▶ **Aim of the task**
Please copy out every line in the entries that includes the word "Options".

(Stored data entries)
_____
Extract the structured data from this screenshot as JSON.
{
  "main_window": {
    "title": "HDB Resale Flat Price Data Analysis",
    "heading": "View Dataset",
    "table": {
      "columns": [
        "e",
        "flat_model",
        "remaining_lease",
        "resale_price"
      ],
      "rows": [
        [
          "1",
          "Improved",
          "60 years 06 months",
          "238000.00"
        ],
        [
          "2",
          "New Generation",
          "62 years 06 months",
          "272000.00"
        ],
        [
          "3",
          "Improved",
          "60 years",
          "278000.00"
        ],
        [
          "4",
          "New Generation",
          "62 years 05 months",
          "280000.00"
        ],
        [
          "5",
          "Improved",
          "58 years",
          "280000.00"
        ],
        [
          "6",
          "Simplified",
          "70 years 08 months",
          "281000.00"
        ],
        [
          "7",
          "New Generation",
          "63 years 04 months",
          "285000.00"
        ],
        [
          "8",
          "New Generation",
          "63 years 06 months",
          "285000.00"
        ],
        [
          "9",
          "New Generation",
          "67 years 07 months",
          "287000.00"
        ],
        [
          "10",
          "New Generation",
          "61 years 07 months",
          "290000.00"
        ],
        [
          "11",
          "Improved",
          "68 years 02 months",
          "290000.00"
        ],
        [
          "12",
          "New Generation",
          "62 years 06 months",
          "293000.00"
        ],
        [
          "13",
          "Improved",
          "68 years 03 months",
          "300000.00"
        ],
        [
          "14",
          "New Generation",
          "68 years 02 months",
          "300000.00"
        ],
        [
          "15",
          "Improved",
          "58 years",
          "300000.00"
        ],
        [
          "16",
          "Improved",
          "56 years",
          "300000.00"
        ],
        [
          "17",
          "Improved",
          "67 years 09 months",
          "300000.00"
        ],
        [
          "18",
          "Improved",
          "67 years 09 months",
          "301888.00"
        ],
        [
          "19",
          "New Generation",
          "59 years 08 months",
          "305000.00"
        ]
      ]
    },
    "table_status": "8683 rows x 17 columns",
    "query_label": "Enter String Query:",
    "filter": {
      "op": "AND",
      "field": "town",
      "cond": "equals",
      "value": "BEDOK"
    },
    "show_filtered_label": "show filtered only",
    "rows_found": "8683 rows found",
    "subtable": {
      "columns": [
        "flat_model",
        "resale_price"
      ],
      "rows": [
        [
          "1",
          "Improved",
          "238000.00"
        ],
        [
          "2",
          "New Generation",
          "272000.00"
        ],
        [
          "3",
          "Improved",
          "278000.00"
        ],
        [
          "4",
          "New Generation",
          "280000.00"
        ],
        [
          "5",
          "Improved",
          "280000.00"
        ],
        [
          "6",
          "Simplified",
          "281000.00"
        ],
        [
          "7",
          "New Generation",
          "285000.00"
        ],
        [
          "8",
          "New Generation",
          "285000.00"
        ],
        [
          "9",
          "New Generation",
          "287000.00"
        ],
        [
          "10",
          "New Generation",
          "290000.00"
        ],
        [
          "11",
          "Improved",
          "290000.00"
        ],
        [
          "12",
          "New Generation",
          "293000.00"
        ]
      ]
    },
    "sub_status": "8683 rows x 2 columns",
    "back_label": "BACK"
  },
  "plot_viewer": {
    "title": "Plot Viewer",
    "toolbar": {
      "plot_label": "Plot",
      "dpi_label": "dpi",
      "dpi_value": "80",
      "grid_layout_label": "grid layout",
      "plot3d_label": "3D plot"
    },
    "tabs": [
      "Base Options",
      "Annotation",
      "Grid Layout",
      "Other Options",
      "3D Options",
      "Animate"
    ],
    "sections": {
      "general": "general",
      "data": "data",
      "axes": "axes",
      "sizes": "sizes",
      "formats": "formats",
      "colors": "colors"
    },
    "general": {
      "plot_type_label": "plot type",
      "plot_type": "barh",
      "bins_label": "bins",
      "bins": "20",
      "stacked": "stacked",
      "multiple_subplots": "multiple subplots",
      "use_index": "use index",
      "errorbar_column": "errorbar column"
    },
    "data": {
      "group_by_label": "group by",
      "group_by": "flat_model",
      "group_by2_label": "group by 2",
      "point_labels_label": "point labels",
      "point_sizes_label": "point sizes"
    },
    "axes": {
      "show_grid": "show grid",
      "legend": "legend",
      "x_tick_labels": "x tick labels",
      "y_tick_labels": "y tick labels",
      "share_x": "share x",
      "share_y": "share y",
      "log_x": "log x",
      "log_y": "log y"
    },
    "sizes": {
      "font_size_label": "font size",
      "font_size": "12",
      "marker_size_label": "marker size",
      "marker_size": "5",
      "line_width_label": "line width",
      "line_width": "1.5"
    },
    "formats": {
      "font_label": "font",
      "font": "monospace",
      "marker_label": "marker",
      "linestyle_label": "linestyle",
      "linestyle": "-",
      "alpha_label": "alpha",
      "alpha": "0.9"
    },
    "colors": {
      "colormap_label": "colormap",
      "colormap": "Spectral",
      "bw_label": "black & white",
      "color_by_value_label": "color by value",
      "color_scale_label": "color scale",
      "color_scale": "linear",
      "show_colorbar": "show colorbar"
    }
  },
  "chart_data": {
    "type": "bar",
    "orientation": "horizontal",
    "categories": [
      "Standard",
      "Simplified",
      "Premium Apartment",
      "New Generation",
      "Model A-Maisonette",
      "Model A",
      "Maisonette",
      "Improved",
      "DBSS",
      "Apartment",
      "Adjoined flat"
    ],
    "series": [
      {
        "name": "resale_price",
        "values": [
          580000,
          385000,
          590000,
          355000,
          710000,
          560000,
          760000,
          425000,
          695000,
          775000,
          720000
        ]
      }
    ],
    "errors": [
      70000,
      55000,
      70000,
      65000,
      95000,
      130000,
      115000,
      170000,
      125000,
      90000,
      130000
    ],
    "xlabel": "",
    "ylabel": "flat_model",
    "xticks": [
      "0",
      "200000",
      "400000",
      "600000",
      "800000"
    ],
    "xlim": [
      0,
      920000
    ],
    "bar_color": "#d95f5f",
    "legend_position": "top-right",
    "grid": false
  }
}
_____
▶ **Result**
      "Base Options",
      "Other Options",
      "3D Options",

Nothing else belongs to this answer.